[Data records for software interfaces]
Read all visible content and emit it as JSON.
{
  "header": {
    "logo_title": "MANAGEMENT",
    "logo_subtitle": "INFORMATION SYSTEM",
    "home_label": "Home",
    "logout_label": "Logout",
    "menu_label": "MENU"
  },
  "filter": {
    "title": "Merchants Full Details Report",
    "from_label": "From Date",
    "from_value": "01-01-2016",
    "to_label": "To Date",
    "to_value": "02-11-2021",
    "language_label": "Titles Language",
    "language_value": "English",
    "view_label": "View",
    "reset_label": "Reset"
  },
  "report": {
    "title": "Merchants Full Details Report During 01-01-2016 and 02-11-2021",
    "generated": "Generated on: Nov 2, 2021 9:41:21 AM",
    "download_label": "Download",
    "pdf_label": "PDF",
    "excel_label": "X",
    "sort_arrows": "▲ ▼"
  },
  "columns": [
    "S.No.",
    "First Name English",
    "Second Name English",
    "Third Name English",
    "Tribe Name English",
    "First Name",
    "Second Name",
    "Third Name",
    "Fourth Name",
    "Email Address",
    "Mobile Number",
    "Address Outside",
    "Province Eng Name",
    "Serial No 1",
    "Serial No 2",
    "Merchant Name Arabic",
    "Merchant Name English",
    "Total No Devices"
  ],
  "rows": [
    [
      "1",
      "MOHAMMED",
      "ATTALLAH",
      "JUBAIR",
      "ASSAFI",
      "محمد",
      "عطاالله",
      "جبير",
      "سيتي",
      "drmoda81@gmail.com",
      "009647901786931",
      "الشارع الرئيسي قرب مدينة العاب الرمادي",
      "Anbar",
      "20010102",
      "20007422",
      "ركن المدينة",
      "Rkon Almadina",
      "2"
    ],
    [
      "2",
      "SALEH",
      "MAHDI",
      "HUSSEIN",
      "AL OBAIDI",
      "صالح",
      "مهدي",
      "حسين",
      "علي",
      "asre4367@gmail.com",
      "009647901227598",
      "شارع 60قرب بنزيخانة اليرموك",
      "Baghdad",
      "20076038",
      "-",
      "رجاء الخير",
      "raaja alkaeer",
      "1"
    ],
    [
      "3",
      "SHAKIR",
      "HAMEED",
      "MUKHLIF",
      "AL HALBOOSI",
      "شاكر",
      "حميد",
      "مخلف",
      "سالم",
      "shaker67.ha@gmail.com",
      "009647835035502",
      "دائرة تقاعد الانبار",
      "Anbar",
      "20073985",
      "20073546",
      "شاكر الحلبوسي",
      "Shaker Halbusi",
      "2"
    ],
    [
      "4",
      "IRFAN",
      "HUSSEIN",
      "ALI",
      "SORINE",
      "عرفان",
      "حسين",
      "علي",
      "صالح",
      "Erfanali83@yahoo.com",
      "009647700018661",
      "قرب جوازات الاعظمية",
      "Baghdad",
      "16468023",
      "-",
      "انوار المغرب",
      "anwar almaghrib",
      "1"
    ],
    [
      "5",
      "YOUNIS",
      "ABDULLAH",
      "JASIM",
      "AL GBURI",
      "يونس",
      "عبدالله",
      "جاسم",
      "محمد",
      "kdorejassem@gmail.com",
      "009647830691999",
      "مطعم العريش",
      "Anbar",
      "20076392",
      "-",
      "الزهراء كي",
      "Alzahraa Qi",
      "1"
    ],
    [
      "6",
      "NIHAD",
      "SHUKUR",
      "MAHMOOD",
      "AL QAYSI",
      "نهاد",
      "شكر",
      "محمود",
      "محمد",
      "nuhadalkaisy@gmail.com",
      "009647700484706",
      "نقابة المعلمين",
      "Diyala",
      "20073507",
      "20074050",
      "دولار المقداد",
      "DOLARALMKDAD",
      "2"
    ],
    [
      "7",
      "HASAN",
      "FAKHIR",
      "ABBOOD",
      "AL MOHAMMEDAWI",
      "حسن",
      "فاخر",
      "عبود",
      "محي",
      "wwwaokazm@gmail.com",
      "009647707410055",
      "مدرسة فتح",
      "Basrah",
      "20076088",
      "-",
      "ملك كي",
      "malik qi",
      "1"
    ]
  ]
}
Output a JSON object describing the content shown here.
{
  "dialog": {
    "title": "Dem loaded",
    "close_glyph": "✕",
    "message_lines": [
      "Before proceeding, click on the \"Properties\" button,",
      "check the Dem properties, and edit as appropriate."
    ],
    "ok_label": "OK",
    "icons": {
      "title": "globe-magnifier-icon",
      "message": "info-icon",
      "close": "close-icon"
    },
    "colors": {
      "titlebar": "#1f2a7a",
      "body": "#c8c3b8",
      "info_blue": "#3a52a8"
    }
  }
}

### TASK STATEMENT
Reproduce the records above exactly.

### ANSWER FOR THE TASK
Read all visible content and emit it as JSON.
{
  "header": {
    "logo_title": "MANAGEMENT",
    "logo_subtitle": "INFORMATION SYSTEM",
    "home_label": "Home",
    "logout_label": "Logout",
    "menu_label": "MENU"
  },
  "filter": {
    "title": "Merchants Full Details Report",
    "from_label": "From Date",
    "from_value": "01-01-2016",
    "to_label": "To Date",
    "to_value": "02-11-2021",
    "language_label": "Titles Language",
    "language_value": "English",
    "view_label": "View",
    "reset_label": "Reset"
  },
  "report": {
    "title": "Merchants Full Details Report During 01-01-2016 and 02-11-2021",
    "generated": "Generated on: Nov 2, 2021 9:41:21 AM",
    "download_label": "Download",
    "pdf_label": "PDF",
    "excel_label": "X",
    "sort_arrows": "▲ ▼"
  },
  "columns": [
    "S.No.",
    "First Name English",
    "Second Name English",
    "Third Name English",
    "Tribe Name English",
    "First Name",
    "Second Name",
    "Third Name",
    "Fourth Name",
    "Email Address",
    "Mobile Number",
    "Address Outside",
    "Province Eng Name",
    "Serial No 1",
    "Serial No 2",
    "Merchant Name Arabic",
    "Merchant Name English",
    "Total No Devices"
  ],
  "rows": [
    [
      "1",
      "MOHAMMED",
      "ATTALLAH",
      "JUBAIR",
      "ASSAFI",
      "محمد",
      "عطاالله",
      "جبير",
      "سيتي",
      "drmoda81@gmail.com",
      "009647901786931",
      "الشارع الرئيسي قرب مدينة العاب الرمادي",
      "Anbar",
      "20010102",
      "20007422",
      "ركن المدينة",
      "Rkon Almadina",
      "2"
    ],
    [
      "2",
      "SALEH",
      "MAHDI",
      "HUSSEIN",
      "AL OBAIDI",
      "صالح",
      "مهدي",
      "حسين",
      "علي",
      "asre4367@gmail.com",
      "009647901227598",
      "شارع 60قرب بنزيخانة اليرموك",
      "Baghdad",
      "20076038",
      "-",
      "رجاء الخير",
      "raaja alkaeer",
      "1"
    ],
    [
      "3",
      "SHAKIR",
      "HAMEED",
      "MUKHLIF",
      "AL HALBOOSI",
      "شاكر",
      "حميد",
      "مخلف",
      "سالم",
      "shaker67.ha@gmail.com",
      "009647835035502",
      "دائرة تقاعد الانبار",
      "Anbar",
      "20073985",
      "20073546",
      "شاكر الحلبوسي",
      "Shaker Halbusi",
      "2"
    ],
    [
      "4",
      "IRFAN",
      "HUSSEIN",
      "ALI",
      "SORINE",
      "عرفان",
      "حسين",
      "علي",
      "صالح",
      "Erfanali83@yahoo.com",
      "009647700018661",
      "قرب جوازات الاعظمية",
      "Baghdad",
      "16468023",
      "-",
      "انوار المغرب",
      "anwar almaghrib",
      "1"
    ],
    [
      "5",
      "YOUNIS",
      "ABDULLAH",
      "JASIM",
      "AL GBURI",
      "يونس",
      "عبدالله",
      "جاسم",
      "محمد",
      "kdorejassem@gmail.com",
      "009647830691999",
      "مطعم العريش",
      "Anbar",
      "20076392",
      "-",
      "الزهراء كي",
      "Alzahraa Qi",
      "1"
    ],
    [
      "6",
      "NIHAD",
      "SHUKUR",
      "MAHMOOD",
      "AL QAYSI",
      "نهاد",
      "شكر",
      "محمود",
      "محمد",
      "nuhadalkaisy@gmail.com",
      "009647700484706",
      "نقابة المعلمين",
      "Diyala",
      "20073507",
      "20074050",
      "دولار المقداد",
      "DOLARALMKDAD",
      "2"
    ],
    [
      "7",
      "HASAN",
      "FAKHIR",
      "ABBOOD",
      "AL MOHAMMEDAWI",
      "حسن",
      "فاخر",
      "عبود",
      "محي",
      "wwwaokazm@gmail.com",
      "009647707410055",
      "مدرسة فتح",
      "Basrah",
      "20076088",
      "-",
      "ملك كي",
      "malik qi",
      "1"
    ]
  ]
}
Output a JSON object describing the content shown here.
{
  "dialog": {
    "title": "Dem loaded",
    "close_glyph": "✕",
    "message_lines": [
      "Before proceeding, click on the \"Properties\" button,",
      "check the Dem properties, and edit as appropriate."
    ],
    "ok_label": "OK",
    "icons": {
      "title": "globe-magnifier-icon",
      "message": "info-icon",
      "close": "close-icon"
    },
    "colors": {
      "titlebar": "#1f2a7a",
      "body": "#c8c3b8",
      "info_blue": "#3a52a8"
    }
  }
}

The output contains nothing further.